Today architects working in the city are more focused on the wealthy areas and there is a lack of innovative projects in poor areas such as the location of the Safari Residential Apartments where the local area remains in decline. Providing innovative and good-looking clay brick architecture has been neglected here and this has affected the city fabric structure and visual aspect of the area. Ashari Architects, Amir Houssein Ashari and Zahara Jafari, decided to do something about this and were invited to attempt to bring a little light into an otherwise bleak outlook for the area.
The idea was based on creating a connecting element on all floors. This central element, which is represented in the inner shell of the bricks, has the effect of transitioning from a two-dimensional façade to a three-dimensional object.

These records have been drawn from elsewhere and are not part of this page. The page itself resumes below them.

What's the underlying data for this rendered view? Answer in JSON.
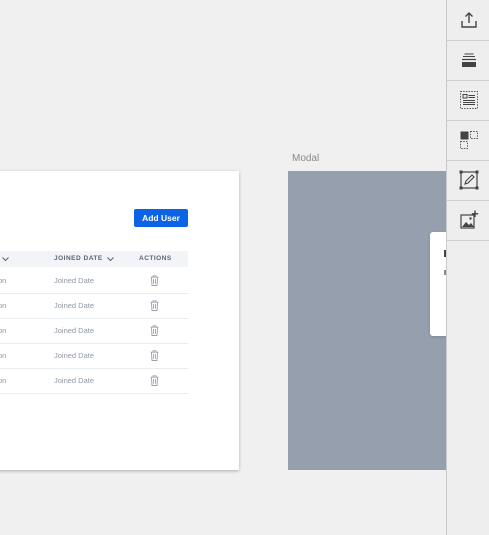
{
  "table_card": {
    "add_button_label": "Add User",
    "columns": [
      {
        "label": "",
        "sortable": true
      },
      {
        "label": "JOINED DATE",
        "sortable": true
      },
      {
        "label": "ACTIONS",
        "sortable": false
      }
    ],
    "rows": [
      {
        "partial": "on",
        "joined": "Joined Date"
      },
      {
        "partial": "on",
        "joined": "Joined Date"
      },
      {
        "partial": "on",
        "joined": "Joined Date"
      },
      {
        "partial": "on",
        "joined": "Joined Date"
      },
      {
        "partial": "on",
        "joined": "Joined Date"
      }
    ]
  },
  "modal_artboard": {
    "label": "Modal"
  },
  "toolbar": {
    "tools": [
      {
        "name": "export-icon"
      },
      {
        "name": "text-style-icon"
      },
      {
        "name": "list-layout-icon"
      },
      {
        "name": "component-select-icon"
      },
      {
        "name": "edit-frame-icon"
      },
      {
        "name": "add-image-icon"
      }
    ]
  },
  "colors": {
    "primary": "#0b63e5",
    "modal_overlay": "#959fae",
    "canvas": "#f0f0f0"
  }
}
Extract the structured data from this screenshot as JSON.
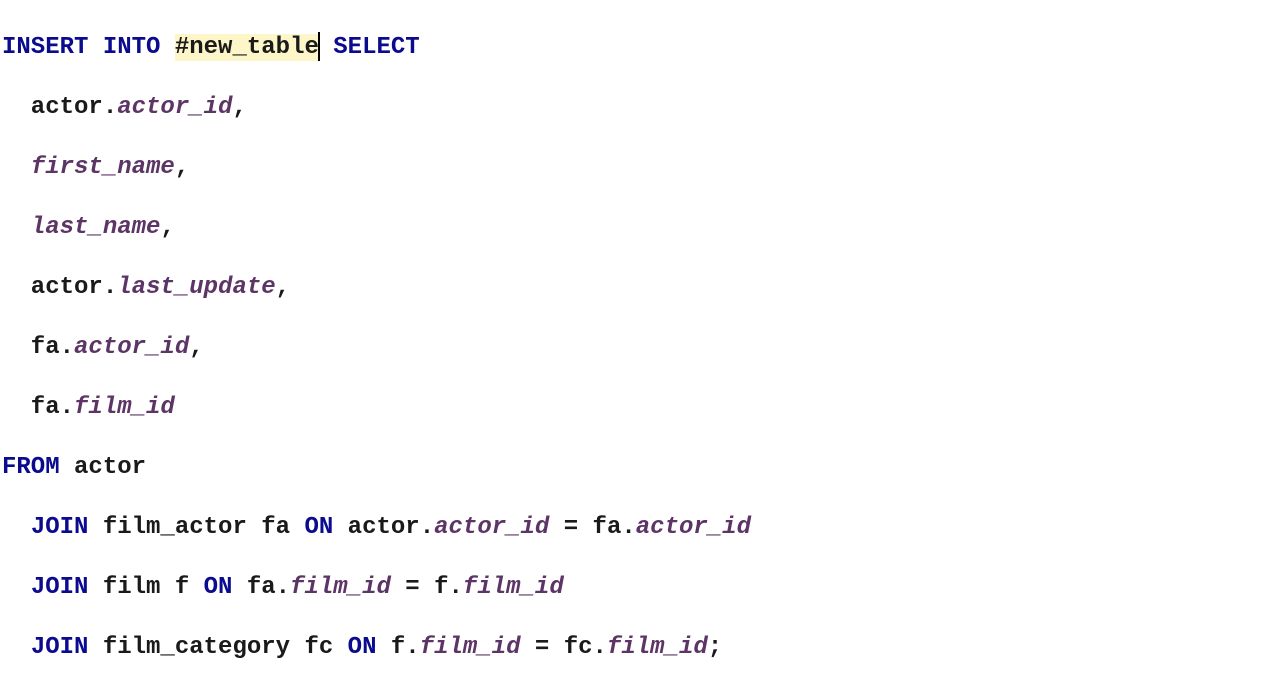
{
  "sql": {
    "insert": "INSERT",
    "into": "INTO",
    "select": "SELECT",
    "from": "FROM",
    "join": "JOIN",
    "on": "ON",
    "target_table": "#new_table",
    "col1_prefix": "  actor.",
    "col1": "actor_id",
    "col2_prefix": "  ",
    "col2": "first_name",
    "col3_prefix": "  ",
    "col3": "last_name",
    "col4_prefix": "  actor.",
    "col4": "last_update",
    "col5_prefix": "  fa.",
    "col5": "actor_id",
    "col6_prefix": "  fa.",
    "col6": "film_id",
    "from_table": " actor",
    "join1_tbl": " film_actor fa ",
    "j1l_pre": " actor.",
    "j1l": "actor_id",
    "j1eq": " = ",
    "j1r_pre": "fa.",
    "j1r": "actor_id",
    "join2_tbl": " film f ",
    "j2l_pre": " fa.",
    "j2l": "film_id",
    "j2eq": " = ",
    "j2r_pre": "f.",
    "j2r": "film_id",
    "join3_tbl": " film_category fc ",
    "j3l_pre": " f.",
    "j3l": "film_id",
    "j3eq": " = ",
    "j3r_pre": "fc.",
    "j3r": "film_id",
    "comma": ",",
    "semi": ";",
    "sp": " ",
    "ind": "  "
  }
}
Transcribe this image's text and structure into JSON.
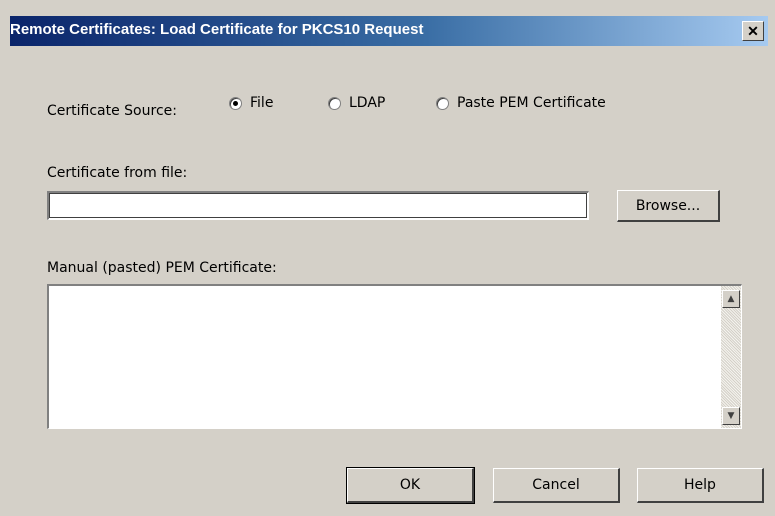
{
  "window": {
    "title": "Remote Certificates: Load Certificate for PKCS10 Request",
    "close_glyph": "✕"
  },
  "source": {
    "label": "Certificate Source:",
    "options": [
      {
        "label": "File",
        "checked": true
      },
      {
        "label": "LDAP",
        "checked": false
      },
      {
        "label": "Paste PEM Certificate",
        "checked": false
      }
    ]
  },
  "file": {
    "label": "Certificate from file:",
    "value": "",
    "browse_label": "Browse..."
  },
  "manual": {
    "label": "Manual (pasted) PEM Certificate:",
    "value": ""
  },
  "buttons": {
    "ok": "OK",
    "cancel": "Cancel",
    "help": "Help"
  },
  "icons": {
    "scroll_up": "▲",
    "scroll_down": "▼"
  }
}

By rotating and bending the wall of this core inner shell, a part of interior private space is then dedicated to the terrace space and the building’s façade is subsequently formed as a result. This forms the interface between the external urban space and the interior of the building. Accordingly, more of the spaces both within and external, are merged which helps to create exciting projections on the façade’s external view.
The walls in each internal room also reached a higher level of privacy, slightly set back, while each having a terrace. The formation of the three-dimensional façade helps to create a hierarchy and distinguishes between the private and public area of the residential units.
Due to limitations that the municipality placed on the vicinity of the neighbourhood, the architects had to restrict height to 1.7 meters.
The idea was to capture the maximum visual aspect of the exterior space by creating a porous brick shell which merges with the façade itself. These brick lattice walls enables privacy from outside and at the same time using as much of the space as is practicable. The underside of this lattice wall is open, with strips for vegetation growth which also restricts the view as well.
By using the natural light, instead of unformed lighting, they have attempted to create a more natural mood light, for the inhabitants. During the night, the illumination of the interior from the outside helps to create a visual appeal. The architects put in place brick grids, backed by glass bricks in place of windows, so as to sequence and transform the natural light, into the interior.
The bricks in the façade, are twisted by about 20 degrees in a 180 degree arc, thus enabling light and shadow to onto the walls at various times of day. Clever!